- Wepman, Dennis (October 2001). Carnes, Mark C.; Barraty, John (eds.). “Agnew, Spiro T.” American National Biography Online. Retrieved October 3, 2017.
- Witcover, Jules (1972). White Knight: The Rise of Spiro Agnew. New York: Random House. ISBN 978-0394472164.
- Witcover, Jules (2007). Very Strange Bedfellows. New York: Public Affairs. ISBN 978-1586484705.
- United States Congress. “Spiro Agnew (id: A000059)”. Biographical Directory of the United States Congress.
- FBI files on Spiro Agnew
- Papers of Spiro T. Agnew at the University of Maryland Libraries
- Prosecution’s summary of the evidence against Agnew
- Appearances on C-SPAN
| Executive of Baltimore County
J. Millard Tawes
| Governor of Maryland
| Vice President of the United States
|Party political offices|
Frank Small Jr.
| Republican nominee for Governor of Maryland
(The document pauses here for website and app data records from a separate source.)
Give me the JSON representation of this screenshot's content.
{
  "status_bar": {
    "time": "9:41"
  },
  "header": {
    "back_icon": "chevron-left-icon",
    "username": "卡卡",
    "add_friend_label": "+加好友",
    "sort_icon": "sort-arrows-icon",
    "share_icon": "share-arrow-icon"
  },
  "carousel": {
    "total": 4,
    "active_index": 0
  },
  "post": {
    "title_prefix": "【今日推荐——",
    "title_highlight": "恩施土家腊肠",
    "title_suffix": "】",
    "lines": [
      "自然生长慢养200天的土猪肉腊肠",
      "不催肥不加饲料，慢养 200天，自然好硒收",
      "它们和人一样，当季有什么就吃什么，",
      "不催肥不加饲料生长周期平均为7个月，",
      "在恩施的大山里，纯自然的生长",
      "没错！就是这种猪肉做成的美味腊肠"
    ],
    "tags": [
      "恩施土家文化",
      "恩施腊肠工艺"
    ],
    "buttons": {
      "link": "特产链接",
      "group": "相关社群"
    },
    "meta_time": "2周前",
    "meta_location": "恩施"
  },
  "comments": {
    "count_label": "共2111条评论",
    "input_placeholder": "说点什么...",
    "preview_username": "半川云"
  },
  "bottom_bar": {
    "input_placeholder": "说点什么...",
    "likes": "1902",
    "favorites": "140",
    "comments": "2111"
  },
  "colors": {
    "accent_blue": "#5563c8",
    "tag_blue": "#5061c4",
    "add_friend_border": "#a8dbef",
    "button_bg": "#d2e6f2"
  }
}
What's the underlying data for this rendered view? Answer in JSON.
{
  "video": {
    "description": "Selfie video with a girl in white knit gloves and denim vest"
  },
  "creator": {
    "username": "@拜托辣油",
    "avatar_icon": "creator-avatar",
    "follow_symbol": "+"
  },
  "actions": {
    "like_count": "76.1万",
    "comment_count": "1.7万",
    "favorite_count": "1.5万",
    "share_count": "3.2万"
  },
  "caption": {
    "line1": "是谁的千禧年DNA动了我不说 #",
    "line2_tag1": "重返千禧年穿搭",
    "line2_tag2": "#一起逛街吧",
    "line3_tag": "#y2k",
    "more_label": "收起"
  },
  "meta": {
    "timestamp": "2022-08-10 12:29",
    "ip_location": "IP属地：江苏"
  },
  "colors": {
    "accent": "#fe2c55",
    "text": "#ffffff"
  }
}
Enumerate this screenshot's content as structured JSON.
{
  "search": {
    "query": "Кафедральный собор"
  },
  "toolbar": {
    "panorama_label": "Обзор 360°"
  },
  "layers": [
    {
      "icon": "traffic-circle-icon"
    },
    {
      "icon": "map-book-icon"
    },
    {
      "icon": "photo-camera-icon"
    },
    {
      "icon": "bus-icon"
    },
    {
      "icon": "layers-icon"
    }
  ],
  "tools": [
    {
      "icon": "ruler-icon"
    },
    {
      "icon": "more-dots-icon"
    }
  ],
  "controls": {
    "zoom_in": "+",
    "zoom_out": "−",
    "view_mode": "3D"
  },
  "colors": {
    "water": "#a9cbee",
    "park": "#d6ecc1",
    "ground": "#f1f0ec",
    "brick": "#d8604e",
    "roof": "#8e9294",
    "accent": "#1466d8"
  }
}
William E. Miller
| Republican nominee for Vice President of the United States